> At 09:46 AM 4/10/99 -0400, Robin wrote in reply to Greg's:
> >>Same here. If I have to go down for the cold sleep, I don't expect to be
> >>initially reanimated as a meat machine.
> >I think uploads will really miss meat bodies for a long while.
> One of the major problems we face in conveying our apparently outrageous
> ideas is a simple matter of tact versus self-preening shock value in the
> terms we coin and use.
> I'd like to suggest that people stop using the term `meat' about human
> I know there's a tradition behind this usage. I realise it's partially
> meant to wean us off our enculturated regard for the contingent fact that
> minds are currently instantiated in flesh rather than on other substrates.
> But it's an unnecessarily offensive term, when you stop and look at it for
> a moment.
well... i guess im not quite sure about the unnecassary part. ive found that, by using words similar to 'meat' on a regular basis, im able to get people do a mild doubletake, and from there, im able to get into very positive conversations with them. i think this is functionally similar to ayn rand's use of the word 'selfish'.
> `Meat' is dead flesh intended for eating. Few of us eat human remains.
lol... well, ya know, every once in a while i chew my fingernails, but i have yet to resort to anything even close to being along the lines of soylent green, although i dont quite understand the common revulsion to the idea. if, eris forbid, something terribly damaging happens to this bioshell, and it no longer serves to weave my consciousness, i have given several close friends permission to grok the fullness of my existance, if they could get away with it ;)
<meaningless side note>
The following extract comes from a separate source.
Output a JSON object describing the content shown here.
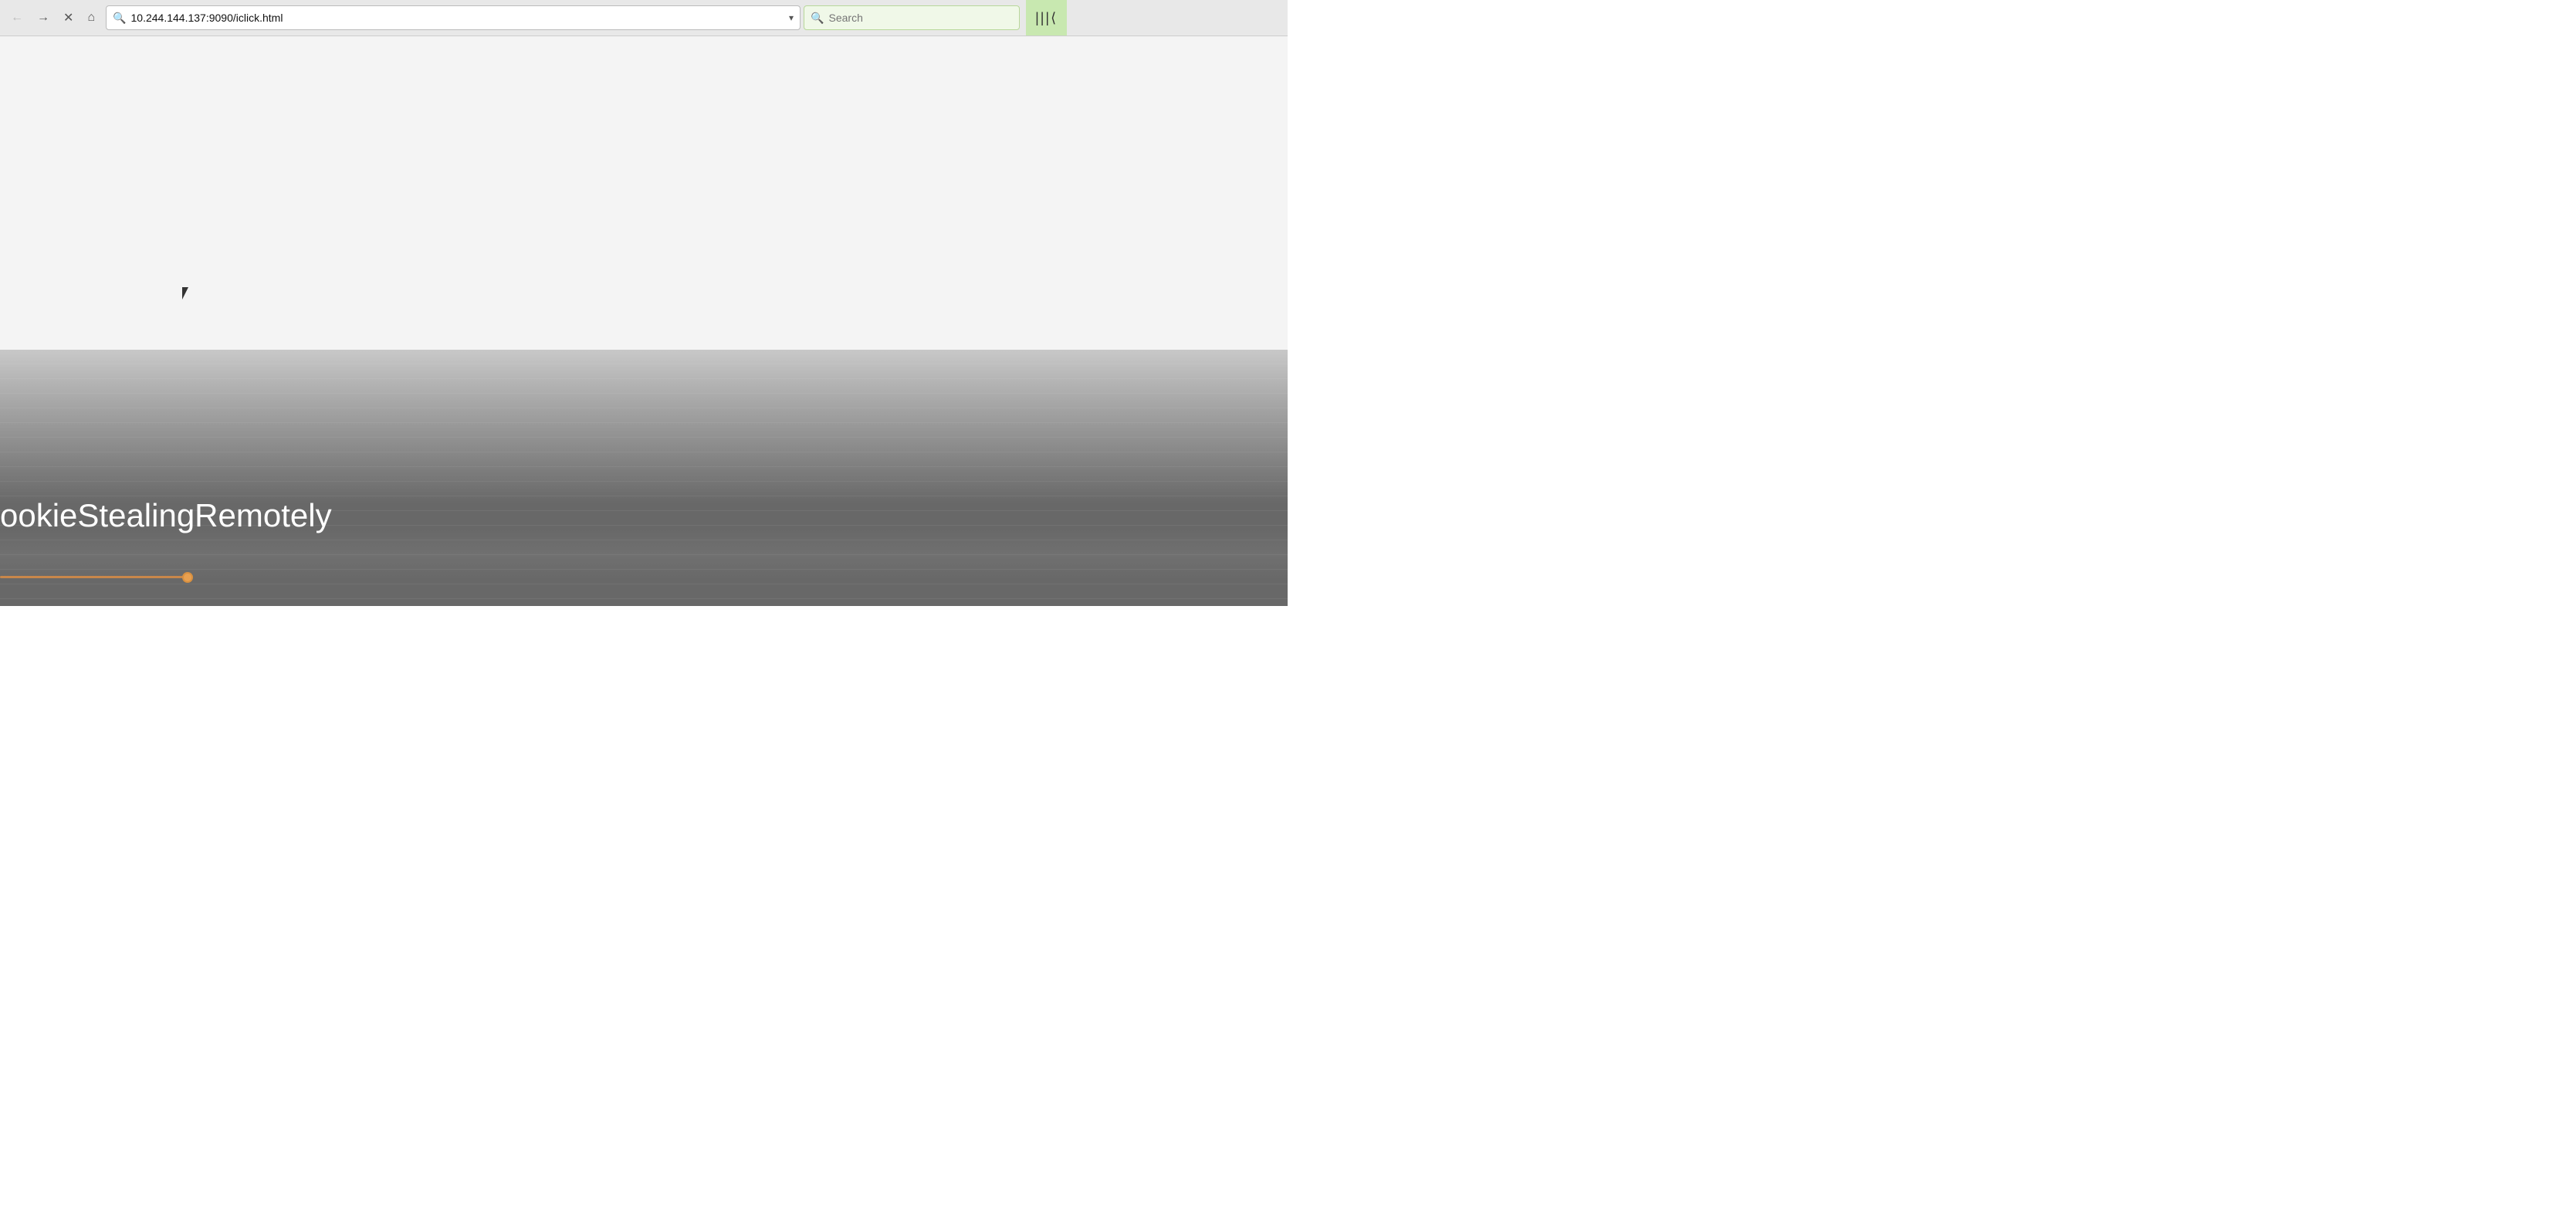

it is my understanding that my dad ate take-out chinese [sorry, had to say it] during the (near the end of the) korean war. i guess he was stuck down under the pusan peremeter, and had ammo, but no food. macarthur hadnt landed yet, ya see. well, so my old man had ammo and no food, while the chinese had no ammo, and no food, and ya do whatcha gotta do, i suppose... i guess ya wanna keep em alive as long as you can; keeps the meat from being damaged by the cold. ::shrug:: whats done is done. but has this hit the press at all? ive never really heard about it, other then via my dad, and one of his old war buddies (assisted by liberal applications of bad-tasting alchohol)...
</meaningless side note>
> Most people are revolted by the idea. Conflating healthy, alert living
> with slabs of stuff at the butcher's counter is... well, it's
i dunno. id go so far as to say that shock value is a good thing. i want people to think twice about some of the things i say. which would we rather have: passing attention, or notoriety? ::strikes cheesy austin powers pose:: ARE WE NOT REVOLUTIONARIES, MAN!? hehe...
> I'd like to suggest a moratorium on this usage, not because I'm squeamish
> but because a vast number of the people we'd like to guide to a better
> understanding of the coming world *are*. I'm not sure what term to offer in
> replacement, but perhaps *protein body* might do? That's also a tad
> dehumanised, but it doesn't have the swaggering adolescent taint of *meat*.
yea, i understand. mindless rebellion is as bad as mindless conformity... but i dont think thats whats goin on here, at all, and i dont think thats how its commonly percieved. (yea, i know... wtf do i know of "commonly"? am i a poll?) but, as purely anecdotal evidence, i present that i have had nothing but positive experiences with people whom i have used the word at.
sayke, v2.3.05 [anders, was it you who came up with putting version numbers after your name? i dig that. =) ]